Today singer Adam Levine joined the embarrassingly long list of Samsung spokespeople who just can't stop using their beloved iPhones. The revelation is particularly remarkable in Levine's case, as just last week he was quoted in a presser for Samsung's Milk Music service that he'd be participating in "a ceremonial iPhone burning" after the event.
"Flop" may be much too strong of a word, but it seems safe to say that the iPhone 5c didn't catch on quite as well as Apple intended. But even though it may not have taken the world by storm, a new report from Kantar Worldpanel shows that the colorful device pulled in more numbers than Samsung's competing Galaxy S5 in the iPhone stronghold of the United Kingdom.
Samsung has already suffered significant losses in its latest patent trial with Apple, but a grievous slip on the part of the Korean tech giant's lawyers has left the company saddled with an additional $2 million fine for leaking the details of a patent deal between Apple and Nokia.
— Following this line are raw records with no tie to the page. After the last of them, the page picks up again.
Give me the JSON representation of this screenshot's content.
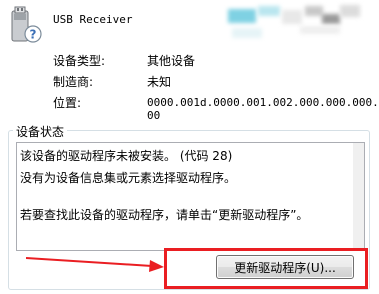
{
  "device": {
    "name": "USB Receiver",
    "icon": "usb-unknown-device-icon"
  },
  "properties": {
    "type_label": "设备类型:",
    "type_value": "其他设备",
    "manufacturer_label": "制造商:",
    "manufacturer_value": "未知",
    "location_label": "位置:",
    "location_value_line1": "0000.001d.0000.001.002.000.000.000.0",
    "location_value_line2": "00"
  },
  "status": {
    "group_title": "设备状态",
    "line1": "该设备的驱动程序未被安装。 (代码 28)",
    "line2": "没有为设备信息集或元素选择驱动程序。",
    "line3": "若要查找此设备的驱动程序，请单击“更新驱动程序”。"
  },
  "actions": {
    "update_driver_label": "更新驱动程序(U)..."
  },
  "colors": {
    "highlight": "#ea1e22",
    "group_border": "#d5dfe5",
    "button_border": "#707070"
  }
}
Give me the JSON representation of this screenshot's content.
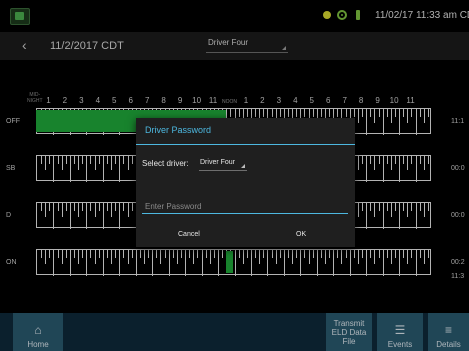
{
  "status_bar": {
    "app_icon": "eld-app-icon",
    "icons": [
      "location-icon",
      "gps-icon",
      "power-plug-icon"
    ],
    "datetime": "11/02/17 11:33 am CDT"
  },
  "header": {
    "back_icon": "chevron-left-icon",
    "date": "11/2/2017 CDT",
    "driver_select": "Driver Four"
  },
  "log_grid": {
    "midnight_label_line1": "MID-",
    "midnight_label_line2": "NIGHT",
    "hours": [
      "1",
      "2",
      "3",
      "4",
      "5",
      "6",
      "7",
      "8",
      "9",
      "10",
      "11",
      "NOON",
      "1",
      "2",
      "3",
      "4",
      "5",
      "6",
      "7",
      "8",
      "9",
      "10",
      "11"
    ],
    "rows": [
      {
        "label": "OFF",
        "total": "11:1"
      },
      {
        "label": "SB",
        "total": "00:0"
      },
      {
        "label": "D",
        "total": "00:0"
      },
      {
        "label": "ON",
        "total": "00:2"
      }
    ],
    "grand_total": "11:3",
    "duty_status_color": "#1fa83a",
    "segments": [
      {
        "row": "OFF",
        "start_hour": 0,
        "end_hour": 11.55
      },
      {
        "row": "ON",
        "start_hour": 11.55,
        "end_hour": 11.95
      }
    ]
  },
  "bottom_nav": {
    "home": {
      "label": "Home",
      "icon": "home-icon"
    },
    "transmit": {
      "line1": "Transmit",
      "line2": "ELD Data",
      "line3": "File"
    },
    "events": {
      "label": "Events",
      "icon": "list-icon"
    },
    "details": {
      "label": "Details",
      "icon": "document-icon"
    }
  },
  "dialog": {
    "title": "Driver Password",
    "select_label": "Select driver:",
    "selected_driver": "Driver Four",
    "password_placeholder": "Enter Password",
    "password_value": "",
    "cancel": "Cancel",
    "ok": "OK",
    "accent": "#4db8e0"
  }
}
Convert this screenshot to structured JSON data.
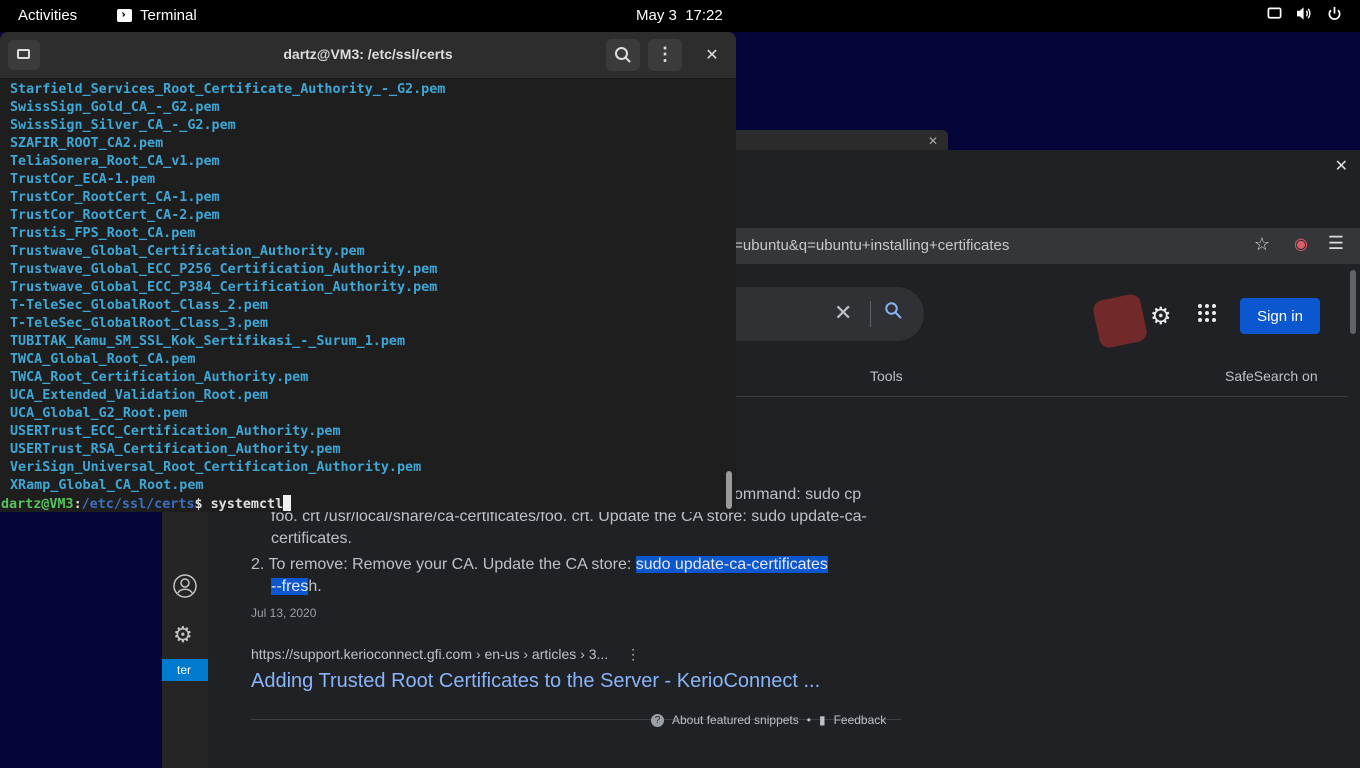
{
  "topbar": {
    "activities": "Activities",
    "app_name": "Terminal",
    "date": "May 3",
    "time": "17:22",
    "tray_icons": [
      "screen-icon",
      "volume-icon",
      "power-icon"
    ]
  },
  "terminal": {
    "title": "dartz@VM3: /etc/ssl/certs",
    "close_glyph": "✕",
    "menu_glyph": "⋮",
    "lines": [
      "Starfield_Services_Root_Certificate_Authority_-_G2.pem",
      "SwissSign_Gold_CA_-_G2.pem",
      "SwissSign_Silver_CA_-_G2.pem",
      "SZAFIR_ROOT_CA2.pem",
      "TeliaSonera_Root_CA_v1.pem",
      "TrustCor_ECA-1.pem",
      "TrustCor_RootCert_CA-1.pem",
      "TrustCor_RootCert_CA-2.pem",
      "Trustis_FPS_Root_CA.pem",
      "Trustwave_Global_Certification_Authority.pem",
      "Trustwave_Global_ECC_P256_Certification_Authority.pem",
      "Trustwave_Global_ECC_P384_Certification_Authority.pem",
      "T-TeleSec_GlobalRoot_Class_2.pem",
      "T-TeleSec_GlobalRoot_Class_3.pem",
      "TUBITAK_Kamu_SM_SSL_Kok_Sertifikasi_-_Surum_1.pem",
      "TWCA_Global_Root_CA.pem",
      "TWCA_Root_Certification_Authority.pem",
      "UCA_Extended_Validation_Root.pem",
      "UCA_Global_G2_Root.pem",
      "USERTrust_ECC_Certification_Authority.pem",
      "USERTrust_RSA_Certification_Authority.pem",
      "VeriSign_Universal_Root_Certification_Authority.pem",
      "XRamp_Global_CA_Root.pem"
    ],
    "prompt_user": "dartz@VM3",
    "prompt_colon": ":",
    "prompt_path": "/etc/ssl/certs",
    "prompt_symbol": "$ ",
    "command": "systemctl"
  },
  "browser": {
    "url_fragment": "t=ubuntu&q=ubuntu+installing+certificates",
    "signin_label": "Sign in",
    "tools_label": "Tools",
    "safesearch_label": "SafeSearch on",
    "tab_close": "✕",
    "window_close": "✕",
    "snippet": {
      "line1": "ommand: sudo cp",
      "line2": "foo. crt /usr/local/share/ca-certificates/foo. crt. Update the CA store: sudo update-ca-",
      "line3": "certificates.",
      "line4_prefix": "2.  To remove: Remove your CA. Update the CA store: ",
      "line4_highlight": "sudo update-ca-certificates",
      "line5_highlight": "--fres",
      "line5_suffix": "h.",
      "date": "Jul 13, 2020"
    },
    "result": {
      "url": "https://support.kerioconnect.gfi.com › en-us › articles › 3...",
      "title": "Adding Trusted Root Certificates to the Server - KerioConnect ..."
    },
    "footer": {
      "about": "About featured snippets",
      "bullet": "•",
      "feedback": "Feedback"
    }
  },
  "vscode": {
    "status_text": "ter"
  },
  "colors": {
    "terminal_bg": "#1e1e1e",
    "file_blue": "#3fa7d6",
    "prompt_green": "#57c25e",
    "prompt_path": "#3d6fc0",
    "link_blue": "#8ab4f8",
    "signin_blue": "#0b57d0"
  }
}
It's all but a given now that the next iPhone will feature a sapphire glass display based on the rumors floating around. And like so many things coming out of Cupertino, that news has apparently attracted the attention of competitor Samsung, reports South Korea's ETNews, and now it's looking to bring the displays to its own devices.
Poor Samsung. Some of their marketing attempts backfire spectacularly, especially when they attempt to court celebrities. Not long ago we saw how Ellen DeGeneres was using her iPhone backstage despite her highly televised Samsung selfie at the Oscars, and now we find (via 9to5Mac) that LeBron James, Samsung's spokesman for its Galaxy Note line, fire off a tweet expressing his anguish that the phone erased all his data.
Exactly one month ago, we covered a wild lawsuit in Germany brought by a patent troll for the hefty sum of just over $2 billion. A few days ago, Germany swatted the trolls out of court. Meanwhile, after Samsung was found guilty of releasing confidential Apple documents, its is back in court with some new twists.
On Steve Jobs' birthday last week, Tim Cook tweeted a remembrance of his friend and mentor that summed up Steve's genius in just a few words: "Details matter, it’s worth waiting to get it right."
Meanwhile, a few thousand miles away Samsung was getting ready to announce its newest "next big things," the Galaxy S5, along with a couple of Galaxy Gears, a fitness tracker and some refinements to its TouchWiz interface.
The overlapping dates were a happy coincidence. The choice of quote was not. Cook was sending a message to anyone criticizing Apple for bringing up the rear in the smartwatch race: Slow and steady is how we win.
I could write a month's worth of columns on my distaste for Samsung. From its petty Apple-bashing ads to its shameless and slavish implementation of every good idea it sees, Samsung is unapologetically unoriginal, slapping its name on anything it thinks can make a buck. Many of its products have no discernible value, often created to fill a seemingly underserved niche and sold to unsuspecting consumers who think they're getting something better than they are: cheap, compromised smartphones with crippled processors, low-resolution screens, and tiny batteries that force consumers into decisions they regret for the majority of their 24-month contract.
Samsung's on the verge of releasing its newest smartphone, and Apple aficionados might find that some of its rumored features sound a little familiar. As SamMobile reports (via 9to5Mac), the Galaxy S5 (if that's not similar enough for you) will embed a fingerprint sensor in the device's home button, much as with the iPhone 5s. That's a stark departure from earlier rumors that the sensor would be embedded in the screen itself.